Directions: Copy out, from the entries below, each line that holds the string "Survey".

Data records for software interfaces

────────────────

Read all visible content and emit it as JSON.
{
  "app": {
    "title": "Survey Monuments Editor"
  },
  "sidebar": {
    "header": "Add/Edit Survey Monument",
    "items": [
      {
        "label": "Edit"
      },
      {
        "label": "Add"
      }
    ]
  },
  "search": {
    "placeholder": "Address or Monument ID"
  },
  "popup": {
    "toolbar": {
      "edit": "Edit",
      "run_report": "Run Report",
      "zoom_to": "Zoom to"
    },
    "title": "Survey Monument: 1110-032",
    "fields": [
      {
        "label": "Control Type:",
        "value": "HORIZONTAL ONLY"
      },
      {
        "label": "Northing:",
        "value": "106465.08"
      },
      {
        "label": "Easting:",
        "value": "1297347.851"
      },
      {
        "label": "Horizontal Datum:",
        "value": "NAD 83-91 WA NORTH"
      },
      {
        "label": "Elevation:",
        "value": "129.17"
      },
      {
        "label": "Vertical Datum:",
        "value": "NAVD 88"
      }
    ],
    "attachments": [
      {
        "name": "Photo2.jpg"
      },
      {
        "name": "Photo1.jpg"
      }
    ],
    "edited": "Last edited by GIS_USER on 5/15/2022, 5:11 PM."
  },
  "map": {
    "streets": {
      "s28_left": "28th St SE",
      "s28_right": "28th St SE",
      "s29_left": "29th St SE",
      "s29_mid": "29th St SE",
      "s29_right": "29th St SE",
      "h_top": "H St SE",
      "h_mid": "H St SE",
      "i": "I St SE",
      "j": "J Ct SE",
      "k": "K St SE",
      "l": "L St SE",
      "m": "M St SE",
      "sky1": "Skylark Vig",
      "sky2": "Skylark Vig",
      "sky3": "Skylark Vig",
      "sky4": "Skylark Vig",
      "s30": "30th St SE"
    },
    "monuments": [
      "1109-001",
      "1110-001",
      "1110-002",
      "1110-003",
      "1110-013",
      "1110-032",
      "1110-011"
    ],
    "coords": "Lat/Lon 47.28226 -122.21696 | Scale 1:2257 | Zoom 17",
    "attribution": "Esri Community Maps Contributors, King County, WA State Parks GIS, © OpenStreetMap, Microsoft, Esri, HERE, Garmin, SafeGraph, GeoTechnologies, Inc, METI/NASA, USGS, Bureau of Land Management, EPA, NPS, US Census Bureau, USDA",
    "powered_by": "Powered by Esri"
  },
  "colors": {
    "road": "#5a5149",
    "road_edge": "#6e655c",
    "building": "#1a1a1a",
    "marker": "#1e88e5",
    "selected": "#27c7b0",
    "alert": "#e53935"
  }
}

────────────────

Result below:
    "title": "Survey Monuments Editor"
    "header": "Add/Edit Survey Monument",
    "title": "Survey Monument: 1110-032",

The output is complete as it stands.